What you will do >>
The entries below are to be returned exactly. Include all of them.

Records for the task >>
+ + + + + + +

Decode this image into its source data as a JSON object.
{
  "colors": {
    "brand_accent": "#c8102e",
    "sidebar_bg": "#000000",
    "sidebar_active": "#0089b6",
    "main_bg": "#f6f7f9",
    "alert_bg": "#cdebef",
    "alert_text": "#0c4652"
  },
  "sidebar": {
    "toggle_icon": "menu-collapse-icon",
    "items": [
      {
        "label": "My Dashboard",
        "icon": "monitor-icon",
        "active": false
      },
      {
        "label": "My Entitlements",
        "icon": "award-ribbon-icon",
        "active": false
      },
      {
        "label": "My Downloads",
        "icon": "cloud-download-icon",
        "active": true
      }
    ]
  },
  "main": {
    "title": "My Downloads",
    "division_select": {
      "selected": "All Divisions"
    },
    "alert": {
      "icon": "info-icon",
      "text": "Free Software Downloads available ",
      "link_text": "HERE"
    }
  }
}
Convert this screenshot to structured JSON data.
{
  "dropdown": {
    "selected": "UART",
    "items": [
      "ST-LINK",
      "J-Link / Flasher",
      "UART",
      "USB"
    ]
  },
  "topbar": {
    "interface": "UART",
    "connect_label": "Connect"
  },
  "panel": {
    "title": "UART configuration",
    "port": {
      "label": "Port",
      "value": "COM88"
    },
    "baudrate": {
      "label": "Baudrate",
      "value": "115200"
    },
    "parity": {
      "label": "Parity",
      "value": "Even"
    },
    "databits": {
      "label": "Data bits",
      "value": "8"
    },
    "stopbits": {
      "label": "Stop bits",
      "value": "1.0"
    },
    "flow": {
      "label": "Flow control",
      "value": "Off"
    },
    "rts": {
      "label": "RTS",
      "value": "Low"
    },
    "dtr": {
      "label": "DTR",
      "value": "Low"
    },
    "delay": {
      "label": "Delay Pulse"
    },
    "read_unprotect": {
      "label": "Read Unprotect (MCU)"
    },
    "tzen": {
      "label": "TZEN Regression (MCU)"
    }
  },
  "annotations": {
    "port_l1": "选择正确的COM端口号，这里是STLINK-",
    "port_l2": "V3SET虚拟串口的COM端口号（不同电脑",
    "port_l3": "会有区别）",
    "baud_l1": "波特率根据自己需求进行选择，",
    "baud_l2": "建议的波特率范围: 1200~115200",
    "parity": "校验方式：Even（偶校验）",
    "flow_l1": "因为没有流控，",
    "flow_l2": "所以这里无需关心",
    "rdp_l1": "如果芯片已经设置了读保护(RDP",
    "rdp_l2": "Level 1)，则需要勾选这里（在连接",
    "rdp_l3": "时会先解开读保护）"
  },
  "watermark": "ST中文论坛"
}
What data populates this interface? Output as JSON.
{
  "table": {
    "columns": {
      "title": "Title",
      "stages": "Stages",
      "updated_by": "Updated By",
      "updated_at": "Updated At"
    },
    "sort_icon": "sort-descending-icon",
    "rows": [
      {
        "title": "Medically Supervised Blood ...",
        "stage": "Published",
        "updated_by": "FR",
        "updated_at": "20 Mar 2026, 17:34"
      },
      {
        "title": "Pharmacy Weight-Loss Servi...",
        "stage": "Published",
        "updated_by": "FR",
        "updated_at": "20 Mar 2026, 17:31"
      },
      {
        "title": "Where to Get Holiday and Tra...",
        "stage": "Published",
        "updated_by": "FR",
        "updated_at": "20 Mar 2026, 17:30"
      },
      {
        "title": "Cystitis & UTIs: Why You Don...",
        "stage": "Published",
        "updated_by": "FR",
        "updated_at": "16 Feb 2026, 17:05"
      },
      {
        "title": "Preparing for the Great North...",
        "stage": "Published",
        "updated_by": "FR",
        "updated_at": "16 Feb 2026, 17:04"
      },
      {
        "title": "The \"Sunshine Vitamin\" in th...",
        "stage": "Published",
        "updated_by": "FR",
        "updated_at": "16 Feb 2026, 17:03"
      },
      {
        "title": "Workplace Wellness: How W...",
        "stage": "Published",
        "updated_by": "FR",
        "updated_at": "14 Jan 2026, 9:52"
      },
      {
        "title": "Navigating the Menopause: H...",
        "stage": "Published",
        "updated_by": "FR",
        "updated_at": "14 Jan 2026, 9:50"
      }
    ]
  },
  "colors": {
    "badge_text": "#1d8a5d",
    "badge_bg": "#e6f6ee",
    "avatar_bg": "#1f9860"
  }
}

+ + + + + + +

Exercise result >>
Decode this image into its source data as a JSON object.
{
  "colors": {
    "brand_accent": "#c8102e",
    "sidebar_bg": "#000000",
    "sidebar_active": "#0089b6",
    "main_bg": "#f6f7f9",
    "alert_bg": "#cdebef",
    "alert_text": "#0c4652"
  },
  "sidebar": {
    "toggle_icon": "menu-collapse-icon",
    "items": [
      {
        "label": "My Dashboard",
        "icon": "monitor-icon",
        "active": false
      },
      {
        "label": "My Entitlements",
        "icon": "award-ribbon-icon",
        "active": false
      },
      {
        "label": "My Downloads",
        "icon": "cloud-download-icon",
        "active": true
      }
    ]
  },
  "main": {
    "title": "My Downloads",
    "division_select": {
      "selected": "All Divisions"
    },
    "alert": {
      "icon": "info-icon",
      "text": "Free Software Downloads available ",
      "link_text": "HERE"
    }
  }
}
Convert this screenshot to structured JSON data.
{
  "dropdown": {
    "selected": "UART",
    "items": [
      "ST-LINK",
      "J-Link / Flasher",
      "UART",
      "USB"
    ]
  },
  "topbar": {
    "interface": "UART",
    "connect_label": "Connect"
  },
  "panel": {
    "title": "UART configuration",
    "port": {
      "label": "Port",
      "value": "COM88"
    },
    "baudrate": {
      "label": "Baudrate",
      "value": "115200"
    },
    "parity": {
      "label": "Parity",
      "value": "Even"
    },
    "databits": {
      "label": "Data bits",
      "value": "8"
    },
    "stopbits": {
      "label": "Stop bits",
      "value": "1.0"
    },
    "flow": {
      "label": "Flow control",
      "value": "Off"
    },
    "rts": {
      "label": "RTS",
      "value": "Low"
    },
    "dtr": {
      "label": "DTR",
      "value": "Low"
    },
    "delay": {
      "label": "Delay Pulse"
    },
    "read_unprotect": {
      "label": "Read Unprotect (MCU)"
    },
    "tzen": {
      "label": "TZEN Regression (MCU)"
    }
  },
  "annotations": {
    "port_l1": "选择正确的COM端口号，这里是STLINK-",
    "port_l2": "V3SET虚拟串口的COM端口号（不同电脑",
    "port_l3": "会有区别）",
    "baud_l1": "波特率根据自己需求进行选择，",
    "baud_l2": "建议的波特率范围: 1200~115200",
    "parity": "校验方式：Even（偶校验）",
    "flow_l1": "因为没有流控，",
    "flow_l2": "所以这里无需关心",
    "rdp_l1": "如果芯片已经设置了读保护(RDP",
    "rdp_l2": "Level 1)，则需要勾选这里（在连接",
    "rdp_l3": "时会先解开读保护）"
  },
  "watermark": "ST中文论坛"
}
What data populates this interface? Output as JSON.
{
  "table": {
    "columns": {
      "title": "Title",
      "stages": "Stages",
      "updated_by": "Updated By",
      "updated_at": "Updated At"
    },
    "sort_icon": "sort-descending-icon",
    "rows": [
      {
        "title": "Medically Supervised Blood ...",
        "stage": "Published",
        "updated_by": "FR",
        "updated_at": "20 Mar 2026, 17:34"
      },
      {
        "title": "Pharmacy Weight-Loss Servi...",
        "stage": "Published",
        "updated_by": "FR",
        "updated_at": "20 Mar 2026, 17:31"
      },
      {
        "title": "Where to Get Holiday and Tra...",
        "stage": "Published",
        "updated_by": "FR",
        "updated_at": "20 Mar 2026, 17:30"
      },
      {
        "title": "Cystitis & UTIs: Why You Don...",
        "stage": "Published",
        "updated_by": "FR",
        "updated_at": "16 Feb 2026, 17:05"
      },
      {
        "title": "Preparing for the Great North...",
        "stage": "Published",
        "updated_by": "FR",
        "updated_at": "16 Feb 2026, 17:04"
      },
      {
        "title": "The \"Sunshine Vitamin\" in th...",
        "stage": "Published",
        "updated_by": "FR",
        "updated_at": "16 Feb 2026, 17:03"
      },
      {
        "title": "Workplace Wellness: How W...",
        "stage": "Published",
        "updated_by": "FR",
        "updated_at": "14 Jan 2026, 9:52"
      },
      {
        "title": "Navigating the Menopause: H...",
        "stage": "Published",
        "updated_by": "FR",
        "updated_at": "14 Jan 2026, 9:50"
      }
    ]
  },
  "colors": {
    "badge_text": "#1d8a5d",
    "badge_bg": "#e6f6ee",
    "avatar_bg": "#1f9860"
  }
}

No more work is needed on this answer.